[Records from a data source]
---+---
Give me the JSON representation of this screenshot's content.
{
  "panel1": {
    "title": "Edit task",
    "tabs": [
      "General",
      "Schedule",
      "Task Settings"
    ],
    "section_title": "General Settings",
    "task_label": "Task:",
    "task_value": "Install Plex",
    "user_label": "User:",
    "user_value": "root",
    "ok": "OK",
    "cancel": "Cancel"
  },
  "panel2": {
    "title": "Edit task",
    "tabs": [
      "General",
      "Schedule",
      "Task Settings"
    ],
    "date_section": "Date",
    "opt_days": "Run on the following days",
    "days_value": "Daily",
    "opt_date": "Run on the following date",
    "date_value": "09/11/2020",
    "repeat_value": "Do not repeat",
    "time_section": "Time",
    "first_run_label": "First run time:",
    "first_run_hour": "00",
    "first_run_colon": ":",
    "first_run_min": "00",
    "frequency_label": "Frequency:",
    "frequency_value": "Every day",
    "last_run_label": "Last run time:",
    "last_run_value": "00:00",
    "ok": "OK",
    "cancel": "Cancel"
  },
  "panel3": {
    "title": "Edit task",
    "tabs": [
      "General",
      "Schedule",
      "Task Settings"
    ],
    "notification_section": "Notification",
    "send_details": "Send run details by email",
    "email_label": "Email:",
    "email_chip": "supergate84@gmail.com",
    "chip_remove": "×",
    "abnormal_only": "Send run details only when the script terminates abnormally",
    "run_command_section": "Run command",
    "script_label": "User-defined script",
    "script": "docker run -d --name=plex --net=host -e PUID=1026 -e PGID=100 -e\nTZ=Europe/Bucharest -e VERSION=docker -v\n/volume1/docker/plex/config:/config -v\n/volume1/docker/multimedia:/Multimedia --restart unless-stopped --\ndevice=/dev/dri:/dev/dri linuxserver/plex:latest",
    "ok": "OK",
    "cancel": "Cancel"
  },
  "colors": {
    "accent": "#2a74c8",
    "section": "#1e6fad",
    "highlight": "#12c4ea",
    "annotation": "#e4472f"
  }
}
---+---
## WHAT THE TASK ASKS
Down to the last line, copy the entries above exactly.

## THE COMPLETED TASK
Give me the JSON representation of this screenshot's content.
{
  "panel1": {
    "title": "Edit task",
    "tabs": [
      "General",
      "Schedule",
      "Task Settings"
    ],
    "section_title": "General Settings",
    "task_label": "Task:",
    "task_value": "Install Plex",
    "user_label": "User:",
    "user_value": "root",
    "ok": "OK",
    "cancel": "Cancel"
  },
  "panel2": {
    "title": "Edit task",
    "tabs": [
      "General",
      "Schedule",
      "Task Settings"
    ],
    "date_section": "Date",
    "opt_days": "Run on the following days",
    "days_value": "Daily",
    "opt_date": "Run on the following date",
    "date_value": "09/11/2020",
    "repeat_value": "Do not repeat",
    "time_section": "Time",
    "first_run_label": "First run time:",
    "first_run_hour": "00",
    "first_run_colon": ":",
    "first_run_min": "00",
    "frequency_label": "Frequency:",
    "frequency_value": "Every day",
    "last_run_label": "Last run time:",
    "last_run_value": "00:00",
    "ok": "OK",
    "cancel": "Cancel"
  },
  "panel3": {
    "title": "Edit task",
    "tabs": [
      "General",
      "Schedule",
      "Task Settings"
    ],
    "notification_section": "Notification",
    "send_details": "Send run details by email",
    "email_label": "Email:",
    "email_chip": "supergate84@gmail.com",
    "chip_remove": "×",
    "abnormal_only": "Send run details only when the script terminates abnormally",
    "run_command_section": "Run command",
    "script_label": "User-defined script",
    "script": "docker run -d --name=plex --net=host -e PUID=1026 -e PGID=100 -e\nTZ=Europe/Bucharest -e VERSION=docker -v\n/volume1/docker/plex/config:/config -v\n/volume1/docker/multimedia:/Multimedia --restart unless-stopped --\ndevice=/dev/dri:/dev/dri linuxserver/plex:latest",
    "ok": "OK",
    "cancel": "Cancel"
  },
  "colors": {
    "accent": "#2a74c8",
    "section": "#1e6fad",
    "highlight": "#12c4ea",
    "annotation": "#e4472f"
  }
}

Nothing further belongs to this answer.